Kessler can certainly deliver projects – the British Pavilion at the Venice Biennale is next on her list – but just as impressive is her ambition to improve the human structures around them
Associate architect, Haptic Architects
Part 1: 2009 Part 2: 2013
‘Madeleine’s creativity is joined with an ability to plan,’ writes referee Scott Grady of Haptic Architects. These are essential skills when you are charged with delivering the next British Pavilion at the Venice Biennale, as Madeleine Kessler is.
Kessler is currently working at Haptic and has previously been at Studio Weave and Haworth Tompkins. But her most impressive work has been in parallel with practice. Judge Sarah Prichard pronounced Kessler a ‘force for good’ in the industry.
Understanding that some of the most important strategic decisions are made before architects normally get involved, Kessler applied to sit on the Young Professionals Panel at the National Infrastructure Commission (NIC), and was selected from 500 applicants to take up one of the 16 places. As part of her work on the panel she has organised ‘infra-cafes’, informal events that bring people together across generations and disciplines to discuss infrastructure. Her background first in engineering and then in architecture has no doubt allowed her to make a valuable contribution, as has her quest to understand why certain sites exist, which has led her back to policy. ‘How do architects work with politicians and policy-makers?’ she asks. ‘It’s hard for architects to change things on their own.’ Kessler has gone on to join the NIC’s Design Group, where she is helping to devise the UK’s first national infrastructure design principles.

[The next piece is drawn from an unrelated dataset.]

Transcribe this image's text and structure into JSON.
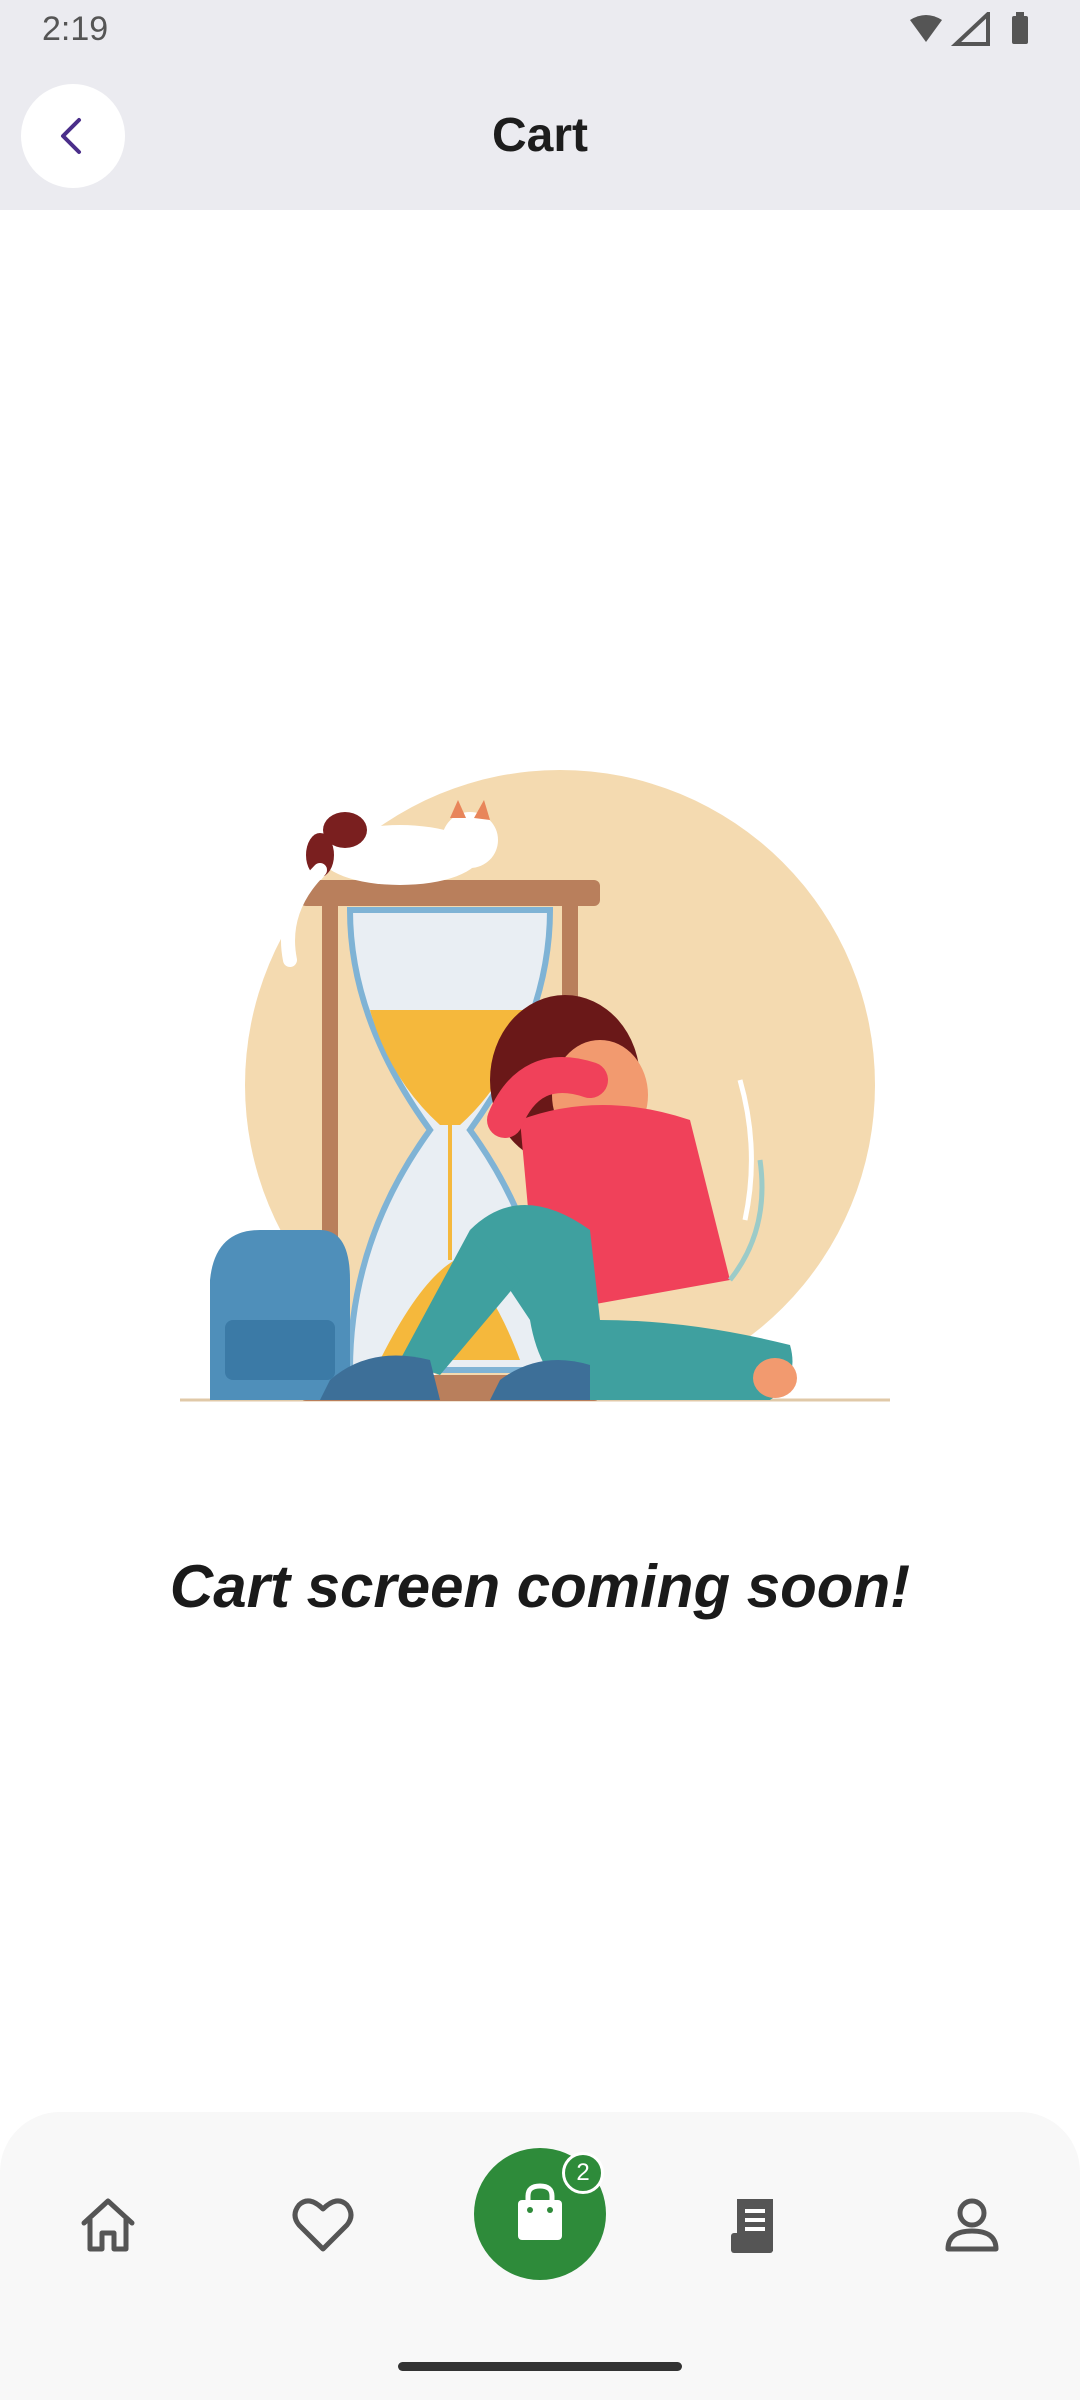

Kessler sees this as part of raising awareness of the architect’s trade. ‘It’s refreshing to see what architects can bring to the team. Lots of people don’t understand the value of design; they see it as complicated, expensive and wrapped in flouncy language, but good design can save money in the long run.’
She also speaks on this – to audiences of both architects and non-architects, she stresses – as well as teaching professional practice at the Architectural Association.
But Kessler is not complacent. ‘It’s important to rethink practice. “Architecture” is a very traditional model. We need to consider which other disciplines we could work with, and what else we could do.’ She has done just that, in practice at Haptic, where she was instrumental in creating a cohesive vision, ‘The Haptic Way’, and more communally by working alongside the London Practice Forum to introduce resource-sharing. She has also shared her experience both in architecture schools and at National Art & Design Saturday Club classes for young people, and as a mentor for the Stephen Lawrence Charitable Trust. This pragmatism, alongside the broader vision shown in her Venice Biennale curation, particularly impressed the judges.
At the Biennale, Kessler, with co-curator Manijeh Verghese, will be exploring privatised public spaces in the UK. She wants to give the public the tools and strategies to take ownership of their environment. It builds strongly on what she has already done and will hopefully be a starting point for a conversation as much as an exhibition.
What would you most like to improve about the industry?
Our industry is incredibly insular, often operating in silos. We urgently need to rethink what it means to practice in the 21st century and use our creativity to question the status quo. I would most like to improve the way that we talk about architecture, to widen access to the conversation and question what it means to be an architect today. In order for our profession to survive and best contribute to the sustainable evolution of our cities, it’s critical that we become more collaborative and outward-looking, and engage with a wider audience in a more meaningful way.